**Data records**

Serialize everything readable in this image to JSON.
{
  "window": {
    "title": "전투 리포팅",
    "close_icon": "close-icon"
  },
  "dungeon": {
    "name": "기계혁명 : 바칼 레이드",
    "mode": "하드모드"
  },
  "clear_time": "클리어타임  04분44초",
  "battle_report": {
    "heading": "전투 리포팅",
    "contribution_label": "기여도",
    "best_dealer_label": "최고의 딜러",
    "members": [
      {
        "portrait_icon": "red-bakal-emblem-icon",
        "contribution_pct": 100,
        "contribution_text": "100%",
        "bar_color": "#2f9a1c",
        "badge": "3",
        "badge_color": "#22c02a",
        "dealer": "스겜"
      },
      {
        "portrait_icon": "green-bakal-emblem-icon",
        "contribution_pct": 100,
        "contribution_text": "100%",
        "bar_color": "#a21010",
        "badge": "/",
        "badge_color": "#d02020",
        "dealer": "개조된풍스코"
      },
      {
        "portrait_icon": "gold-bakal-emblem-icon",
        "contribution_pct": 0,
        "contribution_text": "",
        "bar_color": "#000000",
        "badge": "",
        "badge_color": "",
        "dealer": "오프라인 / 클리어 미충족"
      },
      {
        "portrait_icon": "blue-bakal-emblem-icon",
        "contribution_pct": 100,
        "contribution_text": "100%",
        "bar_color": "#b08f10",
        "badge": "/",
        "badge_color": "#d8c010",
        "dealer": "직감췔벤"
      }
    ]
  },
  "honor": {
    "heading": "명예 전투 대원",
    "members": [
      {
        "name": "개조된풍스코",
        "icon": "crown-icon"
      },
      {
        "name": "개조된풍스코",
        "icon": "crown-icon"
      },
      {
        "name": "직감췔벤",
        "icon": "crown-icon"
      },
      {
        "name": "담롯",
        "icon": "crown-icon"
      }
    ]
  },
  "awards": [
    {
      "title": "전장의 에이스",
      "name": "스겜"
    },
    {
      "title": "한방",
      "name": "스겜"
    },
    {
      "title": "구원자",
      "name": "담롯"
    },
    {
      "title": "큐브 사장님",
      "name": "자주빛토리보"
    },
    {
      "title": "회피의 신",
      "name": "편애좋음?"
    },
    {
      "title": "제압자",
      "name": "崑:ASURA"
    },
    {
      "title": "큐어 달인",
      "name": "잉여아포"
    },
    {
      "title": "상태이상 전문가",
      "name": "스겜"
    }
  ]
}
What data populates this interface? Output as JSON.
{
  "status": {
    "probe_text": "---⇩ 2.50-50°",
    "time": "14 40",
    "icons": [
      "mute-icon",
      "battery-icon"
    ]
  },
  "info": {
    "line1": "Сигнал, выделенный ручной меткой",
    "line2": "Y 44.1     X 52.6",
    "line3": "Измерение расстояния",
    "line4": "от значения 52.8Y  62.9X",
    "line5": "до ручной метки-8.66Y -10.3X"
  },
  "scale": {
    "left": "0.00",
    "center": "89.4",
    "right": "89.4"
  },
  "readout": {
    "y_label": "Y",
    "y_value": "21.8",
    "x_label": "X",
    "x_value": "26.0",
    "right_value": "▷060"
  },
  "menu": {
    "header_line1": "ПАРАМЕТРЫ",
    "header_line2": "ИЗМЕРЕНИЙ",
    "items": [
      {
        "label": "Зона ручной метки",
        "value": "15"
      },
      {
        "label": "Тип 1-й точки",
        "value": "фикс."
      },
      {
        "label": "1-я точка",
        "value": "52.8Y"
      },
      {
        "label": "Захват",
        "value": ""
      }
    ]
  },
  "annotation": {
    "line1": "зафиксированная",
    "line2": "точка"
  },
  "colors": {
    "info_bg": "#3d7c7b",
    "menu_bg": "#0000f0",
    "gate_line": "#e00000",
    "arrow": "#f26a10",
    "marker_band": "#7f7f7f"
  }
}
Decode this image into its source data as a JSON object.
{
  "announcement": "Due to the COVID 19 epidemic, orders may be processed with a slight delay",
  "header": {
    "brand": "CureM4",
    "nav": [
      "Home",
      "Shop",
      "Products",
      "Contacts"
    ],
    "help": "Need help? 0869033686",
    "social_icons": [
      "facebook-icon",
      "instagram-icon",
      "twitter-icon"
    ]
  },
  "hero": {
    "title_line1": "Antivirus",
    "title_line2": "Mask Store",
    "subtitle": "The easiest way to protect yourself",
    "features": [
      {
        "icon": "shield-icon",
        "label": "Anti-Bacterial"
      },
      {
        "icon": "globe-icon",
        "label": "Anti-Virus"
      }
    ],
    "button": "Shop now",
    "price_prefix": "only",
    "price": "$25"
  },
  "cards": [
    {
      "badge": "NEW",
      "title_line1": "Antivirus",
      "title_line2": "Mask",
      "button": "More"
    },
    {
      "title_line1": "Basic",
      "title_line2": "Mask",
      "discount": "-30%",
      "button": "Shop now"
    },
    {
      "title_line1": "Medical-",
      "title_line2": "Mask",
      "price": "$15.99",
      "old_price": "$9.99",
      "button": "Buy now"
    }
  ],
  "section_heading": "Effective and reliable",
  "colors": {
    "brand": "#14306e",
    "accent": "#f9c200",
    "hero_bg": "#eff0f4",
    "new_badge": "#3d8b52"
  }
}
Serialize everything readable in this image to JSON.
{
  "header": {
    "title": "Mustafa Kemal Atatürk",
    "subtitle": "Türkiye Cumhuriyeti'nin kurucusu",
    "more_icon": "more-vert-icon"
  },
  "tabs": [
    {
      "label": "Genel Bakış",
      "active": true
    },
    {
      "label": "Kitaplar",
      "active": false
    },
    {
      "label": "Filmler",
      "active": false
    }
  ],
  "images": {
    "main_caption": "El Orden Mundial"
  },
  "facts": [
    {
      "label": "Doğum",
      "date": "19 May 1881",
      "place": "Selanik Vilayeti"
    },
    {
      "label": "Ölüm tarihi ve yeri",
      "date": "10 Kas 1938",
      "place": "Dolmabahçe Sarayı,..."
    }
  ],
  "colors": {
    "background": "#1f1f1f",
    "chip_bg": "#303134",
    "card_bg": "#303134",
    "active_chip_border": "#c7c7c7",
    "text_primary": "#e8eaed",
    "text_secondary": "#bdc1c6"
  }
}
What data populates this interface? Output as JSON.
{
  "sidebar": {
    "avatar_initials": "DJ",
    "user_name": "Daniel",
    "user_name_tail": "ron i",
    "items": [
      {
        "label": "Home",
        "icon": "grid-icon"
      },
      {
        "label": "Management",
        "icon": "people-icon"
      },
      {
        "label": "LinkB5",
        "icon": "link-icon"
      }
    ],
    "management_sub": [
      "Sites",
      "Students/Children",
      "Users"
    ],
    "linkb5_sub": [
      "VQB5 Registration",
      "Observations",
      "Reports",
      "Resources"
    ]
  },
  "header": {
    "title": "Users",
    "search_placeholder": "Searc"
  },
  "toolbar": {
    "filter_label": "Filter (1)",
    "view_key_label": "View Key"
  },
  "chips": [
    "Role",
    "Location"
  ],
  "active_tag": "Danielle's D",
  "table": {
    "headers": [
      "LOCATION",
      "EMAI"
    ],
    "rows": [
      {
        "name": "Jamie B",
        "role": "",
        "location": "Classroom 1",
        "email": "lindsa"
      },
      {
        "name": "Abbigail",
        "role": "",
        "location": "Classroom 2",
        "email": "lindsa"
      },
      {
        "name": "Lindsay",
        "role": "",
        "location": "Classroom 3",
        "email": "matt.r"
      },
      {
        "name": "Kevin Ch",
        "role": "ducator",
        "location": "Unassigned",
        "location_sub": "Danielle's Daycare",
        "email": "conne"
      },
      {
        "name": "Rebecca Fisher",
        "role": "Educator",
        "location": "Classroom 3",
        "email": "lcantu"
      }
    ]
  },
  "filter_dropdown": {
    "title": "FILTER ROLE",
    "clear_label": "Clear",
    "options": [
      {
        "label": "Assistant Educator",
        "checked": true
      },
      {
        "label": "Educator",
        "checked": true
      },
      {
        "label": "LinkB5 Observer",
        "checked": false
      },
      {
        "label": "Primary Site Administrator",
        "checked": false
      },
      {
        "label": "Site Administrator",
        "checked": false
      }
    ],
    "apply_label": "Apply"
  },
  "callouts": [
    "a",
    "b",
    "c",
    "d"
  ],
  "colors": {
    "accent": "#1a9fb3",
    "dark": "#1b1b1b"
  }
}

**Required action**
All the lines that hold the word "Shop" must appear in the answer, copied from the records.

**Solved exercise**
      "Shop",
    "button": "Shop now",
      "button": "Shop now"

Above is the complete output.